It’s a word everyone dreads — at work, at home, in life. But what if there were something we could do to stop it? The result just might change our lives.
Sometimes life can get really overwhelming, don’t you think?
It’s 6pm, for example, and you’ve just spent the whole afternoon trying to fix the garbage disposal, which stopped working suddenly when you were trying to load the dishwasher. Your computer is open — emails lurking there, waiting to be answered, as soon as you are done with dinner, which will be leftovers, since you still haven’t made it to the grocery store.
Your phone is ringing and dinging every few seconds. The dog is barking to go out. The kids are running up and down the stairs.
Are you getting the picture?
Sometimes life can be really overwhelming.
Several years ago I noticed myself feeling overwhelmed with life more often than was perhaps normal. I was in graduate school — an overwhelming time, to be sure. But in order to cope, I was taking anti-anxiety medication, drinking more often than I care to admit, and doing pretty much whatever I could to keep all the stress from getting to me.
I complained about the stress, tried to escape the stress but still, the stress wouldn’t go away.
It made me wonder: could there be a better way?
So I decided to trim the fat.
The first thing I did was sell or give away most of what I owned. I didn’t realize how much stress my physical possessions were causing until I actually started to get rid of them. The more space I made in my house, the more space I felt like I had in my mind.
Second, I started saying “no” way more often. At first, this caused more stress than it relieved because I worried I was letting people down. But the more I practiced it, the more natural it became. The more space I had in my schedule, the less stressed I felt.
All because I was willing to cut back.
This is not a connection most of us would perhaps naturally make — the connection between stress and clutter — but it’s a connection that is certainly there if we’re willing to look for it. If you find yourself feeling overwhelmed more often than you care to admit, here’s something to try: get rid of some stuff.

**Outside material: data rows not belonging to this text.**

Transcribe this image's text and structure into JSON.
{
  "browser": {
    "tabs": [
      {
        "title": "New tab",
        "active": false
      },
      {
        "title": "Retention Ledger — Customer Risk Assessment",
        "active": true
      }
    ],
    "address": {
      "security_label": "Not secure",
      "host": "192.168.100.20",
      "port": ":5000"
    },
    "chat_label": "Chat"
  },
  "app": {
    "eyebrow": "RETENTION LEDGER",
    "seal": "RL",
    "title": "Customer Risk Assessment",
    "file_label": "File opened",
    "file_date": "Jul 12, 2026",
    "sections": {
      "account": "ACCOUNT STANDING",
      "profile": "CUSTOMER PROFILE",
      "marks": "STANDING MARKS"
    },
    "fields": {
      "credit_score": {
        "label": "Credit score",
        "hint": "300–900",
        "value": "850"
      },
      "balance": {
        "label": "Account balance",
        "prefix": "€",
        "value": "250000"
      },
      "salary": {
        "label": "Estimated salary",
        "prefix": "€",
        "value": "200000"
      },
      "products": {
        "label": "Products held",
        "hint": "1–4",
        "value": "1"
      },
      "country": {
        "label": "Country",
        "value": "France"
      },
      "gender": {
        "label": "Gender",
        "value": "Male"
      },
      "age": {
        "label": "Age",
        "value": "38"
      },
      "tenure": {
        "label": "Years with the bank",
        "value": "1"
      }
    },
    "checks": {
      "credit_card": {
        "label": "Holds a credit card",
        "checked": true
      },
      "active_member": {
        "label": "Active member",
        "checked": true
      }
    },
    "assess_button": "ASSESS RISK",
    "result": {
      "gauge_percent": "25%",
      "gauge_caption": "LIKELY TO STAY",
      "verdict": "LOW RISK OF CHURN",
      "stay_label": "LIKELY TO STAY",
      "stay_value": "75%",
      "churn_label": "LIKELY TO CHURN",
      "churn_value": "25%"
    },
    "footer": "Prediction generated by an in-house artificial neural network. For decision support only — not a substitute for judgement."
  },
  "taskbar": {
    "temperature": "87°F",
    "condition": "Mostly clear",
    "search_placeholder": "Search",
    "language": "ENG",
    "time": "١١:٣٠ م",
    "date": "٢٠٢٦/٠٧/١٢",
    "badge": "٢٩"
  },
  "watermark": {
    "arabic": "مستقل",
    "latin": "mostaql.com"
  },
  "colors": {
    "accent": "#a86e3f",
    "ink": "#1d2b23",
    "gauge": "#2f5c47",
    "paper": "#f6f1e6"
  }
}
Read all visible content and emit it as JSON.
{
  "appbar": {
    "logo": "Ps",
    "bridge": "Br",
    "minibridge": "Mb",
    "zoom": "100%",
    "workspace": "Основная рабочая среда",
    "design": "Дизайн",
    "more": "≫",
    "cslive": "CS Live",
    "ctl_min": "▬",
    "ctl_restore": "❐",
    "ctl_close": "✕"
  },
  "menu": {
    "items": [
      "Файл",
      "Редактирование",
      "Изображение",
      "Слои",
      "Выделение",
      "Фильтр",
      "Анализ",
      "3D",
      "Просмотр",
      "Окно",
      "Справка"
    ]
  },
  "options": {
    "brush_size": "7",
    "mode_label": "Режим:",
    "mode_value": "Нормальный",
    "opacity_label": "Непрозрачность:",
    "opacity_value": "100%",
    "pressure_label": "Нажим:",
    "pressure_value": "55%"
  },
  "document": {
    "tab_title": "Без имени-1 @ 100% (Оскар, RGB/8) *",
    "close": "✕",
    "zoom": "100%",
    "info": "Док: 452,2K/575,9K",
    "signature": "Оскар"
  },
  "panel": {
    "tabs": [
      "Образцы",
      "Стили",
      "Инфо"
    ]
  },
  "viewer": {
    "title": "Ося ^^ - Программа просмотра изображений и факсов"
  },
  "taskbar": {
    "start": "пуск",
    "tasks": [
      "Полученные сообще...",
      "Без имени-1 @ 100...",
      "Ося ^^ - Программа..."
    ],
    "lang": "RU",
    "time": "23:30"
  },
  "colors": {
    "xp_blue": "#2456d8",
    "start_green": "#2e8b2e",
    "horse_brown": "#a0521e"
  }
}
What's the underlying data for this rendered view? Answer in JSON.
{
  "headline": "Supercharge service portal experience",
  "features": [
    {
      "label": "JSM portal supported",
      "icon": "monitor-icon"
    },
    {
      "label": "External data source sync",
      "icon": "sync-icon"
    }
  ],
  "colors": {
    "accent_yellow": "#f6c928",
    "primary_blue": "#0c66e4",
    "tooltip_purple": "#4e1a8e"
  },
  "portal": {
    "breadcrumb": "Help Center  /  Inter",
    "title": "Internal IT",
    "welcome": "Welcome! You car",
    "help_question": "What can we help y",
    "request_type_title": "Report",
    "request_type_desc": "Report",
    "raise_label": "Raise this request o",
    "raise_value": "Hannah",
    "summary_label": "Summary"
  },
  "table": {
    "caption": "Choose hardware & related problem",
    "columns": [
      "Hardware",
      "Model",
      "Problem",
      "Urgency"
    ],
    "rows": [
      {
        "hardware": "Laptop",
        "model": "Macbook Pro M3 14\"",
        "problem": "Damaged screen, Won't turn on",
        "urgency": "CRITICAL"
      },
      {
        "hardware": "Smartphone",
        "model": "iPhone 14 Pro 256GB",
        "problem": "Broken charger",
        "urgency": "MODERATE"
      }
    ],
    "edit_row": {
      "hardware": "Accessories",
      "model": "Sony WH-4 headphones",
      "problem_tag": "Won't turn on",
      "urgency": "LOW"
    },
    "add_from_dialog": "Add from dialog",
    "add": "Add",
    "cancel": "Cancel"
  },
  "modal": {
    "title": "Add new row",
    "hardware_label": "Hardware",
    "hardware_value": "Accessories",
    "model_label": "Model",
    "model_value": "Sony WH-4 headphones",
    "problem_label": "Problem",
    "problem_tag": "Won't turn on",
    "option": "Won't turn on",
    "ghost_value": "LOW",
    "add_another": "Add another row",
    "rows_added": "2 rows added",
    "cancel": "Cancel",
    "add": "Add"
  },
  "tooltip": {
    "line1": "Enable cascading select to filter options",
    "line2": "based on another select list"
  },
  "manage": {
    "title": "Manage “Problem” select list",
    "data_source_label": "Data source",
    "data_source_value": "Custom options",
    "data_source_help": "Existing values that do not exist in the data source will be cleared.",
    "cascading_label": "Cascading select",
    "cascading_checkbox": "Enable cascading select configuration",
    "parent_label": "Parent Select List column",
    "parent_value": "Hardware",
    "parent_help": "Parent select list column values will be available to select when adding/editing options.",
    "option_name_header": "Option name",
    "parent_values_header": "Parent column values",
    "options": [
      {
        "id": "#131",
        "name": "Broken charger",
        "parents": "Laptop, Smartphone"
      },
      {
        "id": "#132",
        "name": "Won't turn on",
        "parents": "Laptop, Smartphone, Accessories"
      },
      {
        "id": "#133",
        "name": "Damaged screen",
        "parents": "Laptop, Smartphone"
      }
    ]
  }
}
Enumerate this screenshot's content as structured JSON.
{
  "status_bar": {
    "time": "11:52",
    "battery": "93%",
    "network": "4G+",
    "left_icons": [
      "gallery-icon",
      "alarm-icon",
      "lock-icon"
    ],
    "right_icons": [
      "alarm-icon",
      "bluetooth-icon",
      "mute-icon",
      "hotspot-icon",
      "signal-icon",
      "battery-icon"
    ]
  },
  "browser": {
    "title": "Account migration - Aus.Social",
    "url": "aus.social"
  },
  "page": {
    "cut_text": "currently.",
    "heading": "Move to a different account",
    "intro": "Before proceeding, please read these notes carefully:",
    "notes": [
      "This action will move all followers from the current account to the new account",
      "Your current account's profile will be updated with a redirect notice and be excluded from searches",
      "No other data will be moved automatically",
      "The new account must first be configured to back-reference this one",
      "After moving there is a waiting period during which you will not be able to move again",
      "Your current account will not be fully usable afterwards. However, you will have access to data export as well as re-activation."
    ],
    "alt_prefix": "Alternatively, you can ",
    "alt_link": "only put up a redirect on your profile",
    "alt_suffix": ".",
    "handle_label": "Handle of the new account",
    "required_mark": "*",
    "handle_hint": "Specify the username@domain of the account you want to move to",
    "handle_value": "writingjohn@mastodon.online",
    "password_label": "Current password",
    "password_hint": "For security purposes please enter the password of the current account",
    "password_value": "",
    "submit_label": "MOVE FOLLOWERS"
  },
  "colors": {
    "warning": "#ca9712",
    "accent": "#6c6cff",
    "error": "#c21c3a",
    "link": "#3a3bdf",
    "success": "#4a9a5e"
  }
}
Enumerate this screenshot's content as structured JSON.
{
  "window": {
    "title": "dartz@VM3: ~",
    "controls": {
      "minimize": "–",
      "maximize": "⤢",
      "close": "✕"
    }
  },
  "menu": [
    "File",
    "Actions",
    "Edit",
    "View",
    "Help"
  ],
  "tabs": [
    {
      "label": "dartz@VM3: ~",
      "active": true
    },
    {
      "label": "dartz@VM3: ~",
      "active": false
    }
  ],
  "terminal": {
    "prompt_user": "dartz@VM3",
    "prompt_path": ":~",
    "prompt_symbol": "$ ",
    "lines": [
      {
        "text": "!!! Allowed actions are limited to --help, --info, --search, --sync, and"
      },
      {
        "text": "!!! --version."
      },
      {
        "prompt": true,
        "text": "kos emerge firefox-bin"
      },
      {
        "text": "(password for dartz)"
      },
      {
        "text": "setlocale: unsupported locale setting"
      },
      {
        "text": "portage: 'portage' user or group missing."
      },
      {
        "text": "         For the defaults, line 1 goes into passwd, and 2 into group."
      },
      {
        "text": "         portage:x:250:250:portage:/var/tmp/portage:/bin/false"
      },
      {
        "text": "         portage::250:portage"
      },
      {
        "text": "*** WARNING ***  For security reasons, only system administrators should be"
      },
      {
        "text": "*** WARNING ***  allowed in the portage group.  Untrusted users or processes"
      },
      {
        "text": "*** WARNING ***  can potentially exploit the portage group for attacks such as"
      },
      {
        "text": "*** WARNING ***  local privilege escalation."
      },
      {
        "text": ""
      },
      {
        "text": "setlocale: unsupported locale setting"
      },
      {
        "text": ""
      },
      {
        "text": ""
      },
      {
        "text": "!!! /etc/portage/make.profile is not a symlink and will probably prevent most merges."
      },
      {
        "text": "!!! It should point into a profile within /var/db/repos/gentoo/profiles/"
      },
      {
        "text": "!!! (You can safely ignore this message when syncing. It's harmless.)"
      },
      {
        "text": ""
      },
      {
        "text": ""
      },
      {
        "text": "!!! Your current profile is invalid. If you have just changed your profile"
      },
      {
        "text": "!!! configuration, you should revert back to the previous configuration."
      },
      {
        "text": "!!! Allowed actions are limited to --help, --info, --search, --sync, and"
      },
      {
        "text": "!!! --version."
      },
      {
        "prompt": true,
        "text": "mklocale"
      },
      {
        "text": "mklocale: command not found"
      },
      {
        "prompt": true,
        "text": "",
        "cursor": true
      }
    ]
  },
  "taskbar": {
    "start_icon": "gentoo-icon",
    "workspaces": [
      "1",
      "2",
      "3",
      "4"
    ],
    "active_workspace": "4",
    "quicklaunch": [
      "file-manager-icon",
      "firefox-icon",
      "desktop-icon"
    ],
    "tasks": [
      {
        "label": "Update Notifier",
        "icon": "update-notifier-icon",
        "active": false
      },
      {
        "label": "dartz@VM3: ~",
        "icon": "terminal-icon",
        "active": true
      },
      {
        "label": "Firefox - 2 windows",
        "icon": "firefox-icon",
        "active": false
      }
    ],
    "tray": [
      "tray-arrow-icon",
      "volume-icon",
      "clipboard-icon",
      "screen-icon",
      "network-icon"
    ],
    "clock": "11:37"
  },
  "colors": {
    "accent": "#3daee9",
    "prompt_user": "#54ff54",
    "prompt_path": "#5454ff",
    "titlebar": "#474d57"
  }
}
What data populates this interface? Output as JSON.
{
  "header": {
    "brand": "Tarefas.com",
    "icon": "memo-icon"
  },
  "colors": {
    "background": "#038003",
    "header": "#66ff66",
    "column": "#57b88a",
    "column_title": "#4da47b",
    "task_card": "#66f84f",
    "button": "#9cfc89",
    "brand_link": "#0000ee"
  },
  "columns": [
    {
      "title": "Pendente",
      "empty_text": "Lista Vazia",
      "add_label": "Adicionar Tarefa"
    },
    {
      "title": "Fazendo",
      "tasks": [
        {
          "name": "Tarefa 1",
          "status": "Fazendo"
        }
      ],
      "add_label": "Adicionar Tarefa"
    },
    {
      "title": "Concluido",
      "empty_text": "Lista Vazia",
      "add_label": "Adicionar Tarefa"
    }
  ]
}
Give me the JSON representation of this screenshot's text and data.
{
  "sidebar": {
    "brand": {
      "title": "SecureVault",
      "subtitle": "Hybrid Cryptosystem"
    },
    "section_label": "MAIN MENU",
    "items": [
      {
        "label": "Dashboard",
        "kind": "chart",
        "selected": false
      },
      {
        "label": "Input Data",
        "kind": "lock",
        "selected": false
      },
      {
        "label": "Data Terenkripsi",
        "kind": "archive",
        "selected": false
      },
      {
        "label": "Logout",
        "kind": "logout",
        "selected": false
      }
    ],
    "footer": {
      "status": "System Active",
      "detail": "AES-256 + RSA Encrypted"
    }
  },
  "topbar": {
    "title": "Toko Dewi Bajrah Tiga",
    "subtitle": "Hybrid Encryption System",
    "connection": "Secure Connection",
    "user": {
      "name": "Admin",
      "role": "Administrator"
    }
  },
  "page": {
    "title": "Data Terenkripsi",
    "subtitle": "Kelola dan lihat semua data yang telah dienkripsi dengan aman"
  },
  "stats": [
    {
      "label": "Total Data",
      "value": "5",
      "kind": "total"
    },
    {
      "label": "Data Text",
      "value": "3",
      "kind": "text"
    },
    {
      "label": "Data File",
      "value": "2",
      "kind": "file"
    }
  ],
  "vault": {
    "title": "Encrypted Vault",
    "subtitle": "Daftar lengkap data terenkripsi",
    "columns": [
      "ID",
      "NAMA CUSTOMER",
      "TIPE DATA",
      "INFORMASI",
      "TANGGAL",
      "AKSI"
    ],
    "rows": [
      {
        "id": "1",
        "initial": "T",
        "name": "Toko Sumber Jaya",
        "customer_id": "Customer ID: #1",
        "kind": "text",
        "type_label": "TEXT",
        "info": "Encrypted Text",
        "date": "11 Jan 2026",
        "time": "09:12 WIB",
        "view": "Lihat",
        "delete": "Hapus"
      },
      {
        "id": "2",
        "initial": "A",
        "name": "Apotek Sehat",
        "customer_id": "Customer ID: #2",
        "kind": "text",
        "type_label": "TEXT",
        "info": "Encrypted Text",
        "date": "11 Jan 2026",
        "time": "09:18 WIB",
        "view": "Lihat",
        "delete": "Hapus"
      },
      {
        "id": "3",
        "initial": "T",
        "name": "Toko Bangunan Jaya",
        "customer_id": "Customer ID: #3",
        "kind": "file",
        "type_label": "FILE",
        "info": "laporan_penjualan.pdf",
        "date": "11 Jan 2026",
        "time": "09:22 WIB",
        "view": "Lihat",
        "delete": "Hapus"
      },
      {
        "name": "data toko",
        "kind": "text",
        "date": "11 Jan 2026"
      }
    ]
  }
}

Quit a committee you don’t really want to be on. Make a run to Goodwill. End an unhealthy relationship taking up too much space in your life. Clean up the clutter in your living or working space. Clean out your email inbox.
I bet you’ll be surprised how much of a difference it makes.
Recently, a friend asked me why I had gotten rid of comments on my website and I told him it’s for the same reason I do most everything these days: to simplify things, to keep away the clutter, to fight my way to more productivity, more happiness, more peace — and less stress.
- The Cold Hard Truth: You’re Overwhelmed Because You Want to Be
- How You Can Better Control Your Time (Podcast)
- 5 Ways I Clear Clutter In And Out of My Head
The bottom line is this: If you’re feeling overwhelmed, stop complaining. Stop trying to escape. Chances are you simply need to trim the fat.
No Sidebar: At Work
The feeling of being overwhelmed is one that impacts us across all areas of our life and work is certainly not immune from that. In fact, studies show employees are working longer hours, have less work-life balance, fewer boundaries in their work lives and are chronically overwhelmed.
The question is: is there something we can do to avoid this?
Business woman and career mogul Marie Forleo says yes. In fact, she says we can find more simplicity in our business and work lives with one single word.
And maybe sometimes the best solutions to our problems are the most simple ones. Perhaps we can find more mental clarity and productivity — and therefore more margin in our day — by simply clearing the physical items from our work space.
It’s worth a try. I mean, what’s the worst that could happen?
No Sidebar: At Home
These days it seems like everyone is a minimalist, doesn’t it? But whether or not you’re ready to move into a tiny house and spend your days choosing from your simple wardrobe, there’s no denying how much stress can be relieved when we’re willing to simplify our homes, clear out the clutter and focus on what’s important.
Sometimes this means just clearing out the physical clutter that gets in the way of the functionality and enjoyment of our space. That’s what Stephanie Bennett Vogt suggests in her article, Confessions of a Packrat.
At the same time, really finding clarity and peace might take more than just getting rid of physical clutter. It might require changes in our thinking.
It might even require us to pass those changes on to our kids.
And before you get totally overwhelmed by the incredible task it can be to cut back on what you own, and make things simple again — don’t worry. Here are 18 5-minute tips to begin decluttering your home.
No Sidebar: In Your Soul
Perhaps the most important space we can create for ourselves is the space in our souls. But what on earth does this mean?
To start, it means getting rid of the negative self-talk that clutters our thoughts and steals our creativity. There are all different kinds of tactics we can use to create this space — but the important part is we use at least one of them. Writing. Meditation. Therapy. Whatever we need to do to make space and regain our creative energy.
One interesting solution to the brain-clutter problem could be getting rid of caffeine. No matter how much of a nightmare this might sound like to you, before you write it off, consider how much caffeine impacts your brain.
You might be surprised.
Ultimately, the connection between physical clutter and mental clutter cannot be denied. And just like that, we end in the same place we started—and also begin again. When we clean up our clutter, we clean up our life.